conviction, but on separate crimes, comprised of their own
elements, of which the defendant was acquitted, with which
the defendant was never charged, or which were
dismissed.” Id. ¶ 4 (citing U.S.S.G.
§ 1B1.3(a)(1), (a)(2), and cmt. n.3).
Baldwin claims that the information in the instant case fits
into a new category not recognized by the Guidelines: crimes
with which the defendant will be charged. Id. ¶
5. For these crimes, Mr. Baldwin argues that the Government
has the right to protect its ongoing criminal investigation
from early disclosure, but he also says that a defendant has
certain constitutional rights. Id. He maintains that
the inclusion of this relevant conduct invites him “to
surrender these fundamental rights.” Id.
the Court were not to consider the information in paragraph
seven to determine his sentence, Mr. Baldwin still objects to
its inclusion in the PSR. Id. ¶ 6. He complains
that the inclusion of information that he has had no
opportunity to see and challenge would be fundamentally
unfair. Id. Next, he objects to the “inclusion
of conspiracy materials and the [PO's] relevant conduct
calculations and conclusions because the PSR will follow with
the defendant and affect his rights and status after
The Government's Response
response, the Government confirms that it “does not
intend to prove the drug quantity attributed to the defendant
in PSR paragraph 7” and it “will not be asking
the Court to sentence the defendant based on the quantities
reported in that paragraph.” Gov't's
Opp'n at 1. Accordingly, the Court, in the

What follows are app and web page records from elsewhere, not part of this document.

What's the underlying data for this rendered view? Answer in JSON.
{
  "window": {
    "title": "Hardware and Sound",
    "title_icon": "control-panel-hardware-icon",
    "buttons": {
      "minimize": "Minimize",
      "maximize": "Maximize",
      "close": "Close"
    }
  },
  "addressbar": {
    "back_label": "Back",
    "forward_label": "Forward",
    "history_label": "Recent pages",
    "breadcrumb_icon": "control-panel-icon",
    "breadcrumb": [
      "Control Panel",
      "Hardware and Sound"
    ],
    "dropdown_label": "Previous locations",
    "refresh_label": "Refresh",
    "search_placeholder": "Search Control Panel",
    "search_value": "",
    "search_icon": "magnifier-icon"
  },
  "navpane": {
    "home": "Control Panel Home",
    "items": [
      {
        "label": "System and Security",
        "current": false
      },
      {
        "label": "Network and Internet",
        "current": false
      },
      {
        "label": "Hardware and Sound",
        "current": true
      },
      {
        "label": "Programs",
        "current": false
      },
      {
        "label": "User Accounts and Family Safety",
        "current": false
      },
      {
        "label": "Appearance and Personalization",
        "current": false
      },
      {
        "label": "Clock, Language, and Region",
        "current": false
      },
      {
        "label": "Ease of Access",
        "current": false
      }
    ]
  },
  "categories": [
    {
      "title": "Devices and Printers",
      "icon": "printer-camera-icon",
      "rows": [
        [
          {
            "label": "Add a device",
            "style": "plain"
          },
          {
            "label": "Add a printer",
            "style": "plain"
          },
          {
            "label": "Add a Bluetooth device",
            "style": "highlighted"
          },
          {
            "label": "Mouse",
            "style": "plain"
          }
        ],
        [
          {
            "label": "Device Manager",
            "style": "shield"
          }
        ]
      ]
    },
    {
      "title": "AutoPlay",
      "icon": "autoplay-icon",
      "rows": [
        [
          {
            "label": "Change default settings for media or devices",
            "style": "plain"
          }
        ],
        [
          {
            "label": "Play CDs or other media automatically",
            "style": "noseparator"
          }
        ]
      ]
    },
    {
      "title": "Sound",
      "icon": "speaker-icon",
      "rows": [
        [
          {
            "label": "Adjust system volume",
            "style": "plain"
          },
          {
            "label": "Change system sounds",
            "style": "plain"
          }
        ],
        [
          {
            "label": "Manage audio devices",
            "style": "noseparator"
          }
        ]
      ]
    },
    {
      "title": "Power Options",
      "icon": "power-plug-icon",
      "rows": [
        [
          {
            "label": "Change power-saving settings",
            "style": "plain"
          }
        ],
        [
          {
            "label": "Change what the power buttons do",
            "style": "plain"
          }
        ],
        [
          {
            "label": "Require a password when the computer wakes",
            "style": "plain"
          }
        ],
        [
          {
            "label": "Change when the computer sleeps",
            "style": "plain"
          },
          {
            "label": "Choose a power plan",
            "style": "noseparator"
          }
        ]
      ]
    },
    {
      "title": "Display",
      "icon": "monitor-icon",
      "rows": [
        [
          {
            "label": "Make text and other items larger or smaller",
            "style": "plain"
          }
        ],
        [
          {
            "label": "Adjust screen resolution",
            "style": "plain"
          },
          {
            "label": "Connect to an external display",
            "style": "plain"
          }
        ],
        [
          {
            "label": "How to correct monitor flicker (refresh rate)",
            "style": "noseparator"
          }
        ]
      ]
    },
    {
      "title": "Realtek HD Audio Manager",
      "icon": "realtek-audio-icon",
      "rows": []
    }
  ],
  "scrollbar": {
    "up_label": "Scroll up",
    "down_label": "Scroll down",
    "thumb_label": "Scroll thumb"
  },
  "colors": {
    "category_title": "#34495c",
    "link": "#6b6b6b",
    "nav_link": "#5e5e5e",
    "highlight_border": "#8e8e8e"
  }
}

Government's view, “may conclude that it will not
consider the contents of paragraph 7 in sentencing the
defendant and its sentence will not be affected by the
contents of paragraph 7.” Id. In fact, the
Government states that it suggested to the PO that the PSR
“be revised to remove reference to the matters
contained in paragraph 7, ” but the PO “elected
to keep the matters in the report.” Id. at 1
n.1. Referring to Federal Rule of Criminal Procedure 32 and